§ **Activity**
Reproduce each line below without any alteration.

§ **Dataset content**
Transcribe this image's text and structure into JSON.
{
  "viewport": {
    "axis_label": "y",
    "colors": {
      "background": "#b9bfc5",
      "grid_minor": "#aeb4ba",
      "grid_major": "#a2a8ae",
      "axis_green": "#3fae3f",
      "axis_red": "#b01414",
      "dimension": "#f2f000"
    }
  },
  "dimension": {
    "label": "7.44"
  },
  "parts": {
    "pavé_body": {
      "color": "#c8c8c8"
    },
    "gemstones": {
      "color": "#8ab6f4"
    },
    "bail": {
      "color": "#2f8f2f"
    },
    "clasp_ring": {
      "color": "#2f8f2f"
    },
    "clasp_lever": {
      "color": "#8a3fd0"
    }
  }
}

§ **Written solution**
Transcribe this image's text and structure into JSON.
{
  "viewport": {
    "axis_label": "y",
    "colors": {
      "background": "#b9bfc5",
      "grid_minor": "#aeb4ba",
      "grid_major": "#a2a8ae",
      "axis_green": "#3fae3f",
      "axis_red": "#b01414",
      "dimension": "#f2f000"
    }
  },
  "dimension": {
    "label": "7.44"
  },
  "parts": {
    "pavé_body": {
      "color": "#c8c8c8"
    },
    "gemstones": {
      "color": "#8ab6f4"
    },
    "bail": {
      "color": "#2f8f2f"
    },
    "clasp_ring": {
      "color": "#2f8f2f"
    },
    "clasp_lever": {
      "color": "#8a3fd0"
    }
  }
}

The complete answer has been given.